Sure, you know me from writing this column, but for 28 years I had a radio program dedicated to women's music, women's history and women's news. It was the longest running program of its kind in the country. I write this because I still pay close attention to women in the news and women's music. Utah's women have been getting a great deal of recognition as of late, to wit:

The Utah Women and Leadership Project just released a study that found Utah women are voting more now than in any election since 2006. This ranks female voters in Utah 11th in the nation for women who vote, up from 35th in the nation in 2006. This is terrific news, but the report states there are 316,000 women in Utah who have not registered to vote. Whether you're male or female, it's so simple to register to vote in local and national elections. Go to vote.utah.gov for more information.

The flip side of more women voting is WalletHub's 2019's Best & Worst States for Women's Equality report that found Utah to be the worst state for women's equality. How did they determine this? By looking at women's health and doctor visit affordability, education, number of women in the Legislature, income disparity and workplace environment.
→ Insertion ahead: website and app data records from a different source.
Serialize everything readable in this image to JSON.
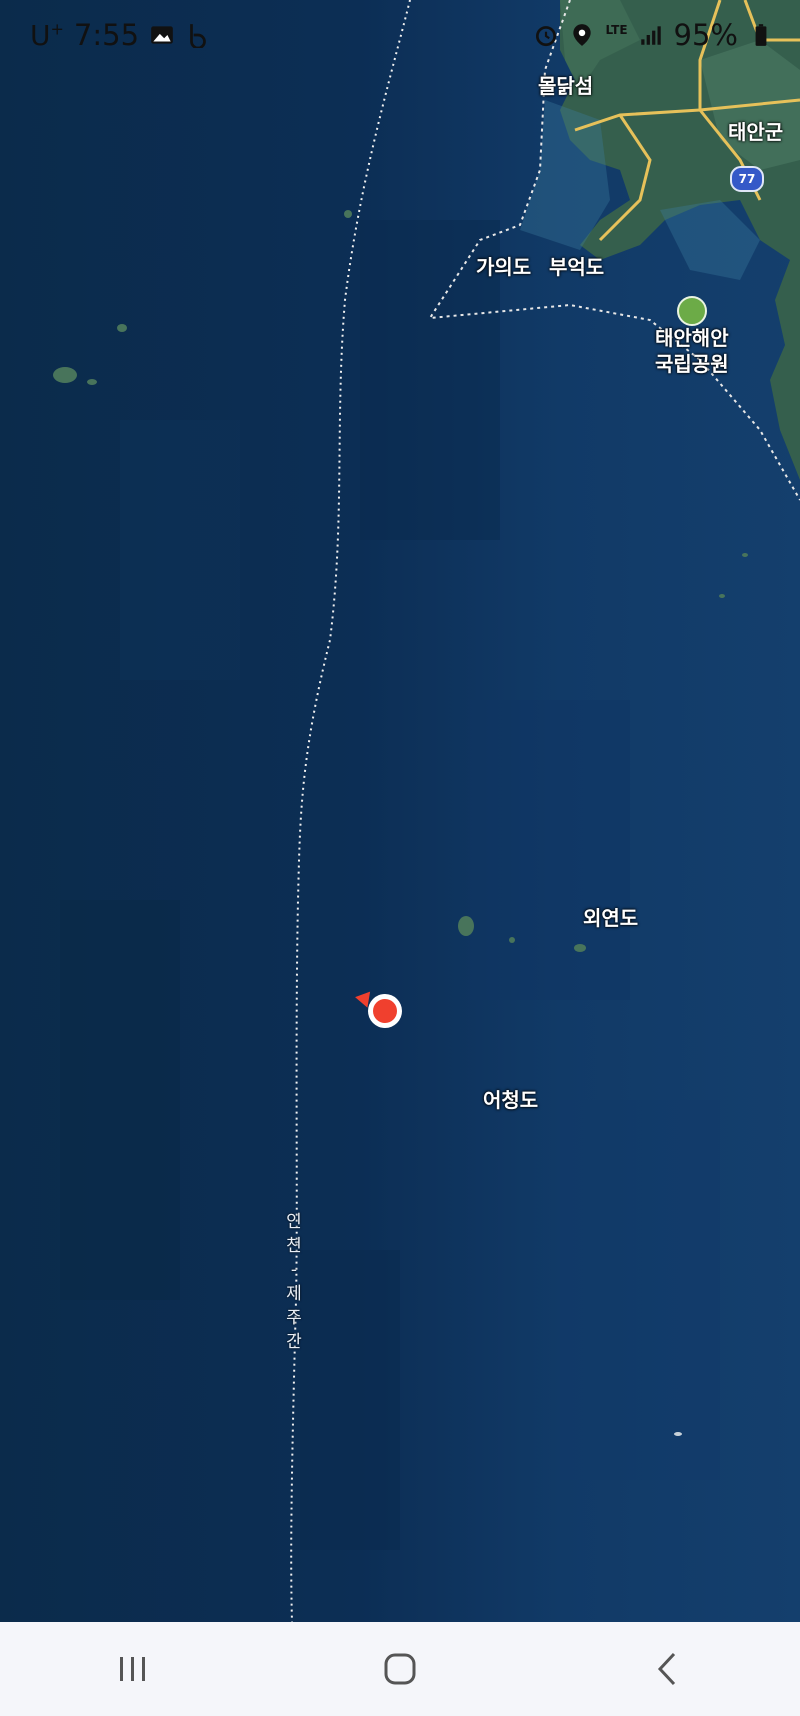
{
  "status_bar": {
    "carrier": "U",
    "carrier_sup": "+",
    "time": "7:55",
    "network": "LTE",
    "battery": "95%",
    "icons": [
      "gallery-icon",
      "b-app-icon",
      "alarm-icon",
      "location-icon",
      "signal-icon",
      "battery-icon"
    ]
  },
  "map": {
    "labels": {
      "mulsum": "몰닭섬",
      "taean_gun": "태안군",
      "gaui_do": "가의도",
      "bueok_do": "부억도",
      "park_line1": "태안해안",
      "park_line2": "국립공원",
      "oeyeon_do": "외연도",
      "eocheong_do": "어청도",
      "route_chars": [
        "인",
        "천",
        "-",
        "제",
        "주",
        "간"
      ],
      "road_number": "77"
    },
    "colors": {
      "sea": "#0c2e55",
      "land": "#355f4d",
      "road": "#e6c15a",
      "marker": "#f0402e",
      "park": "#6cab47"
    }
  },
  "nav_bar": {
    "recent_label": "recent-apps",
    "home_label": "home",
    "back_label": "back"
  }
}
They also ranked the Beehive State 49th for the largest gap in wages and women holding elected positions. The best state for women's equality? Maine.

Another study funded by Utah's Young Women's Christian Association, the Status of Women in the States and the Institute for Women's Policy Research finds Utah women make 69.8% of what Utah men make, which is about 10% lower than the national average. Women who work full time are making an average $36,300 annually, and white women are making more than Hispanic women. Also, it's interesting to note that Utah has the highest percentage of women who work part time but they make less than a third of what their full-time female counterparts make. Other findings: 90% of Utah women live above the national poverty rate and almost 89% of Utah women have health insurance.

None of this can change if women don't get involved. Voting is one of the best ways to alter the status quo and improve conditions for both sexes. Women's suffrage was granted here in 1870, years before Utah became a state. Lucky for Salt Lakers today, two women are running for mayor of the capital city.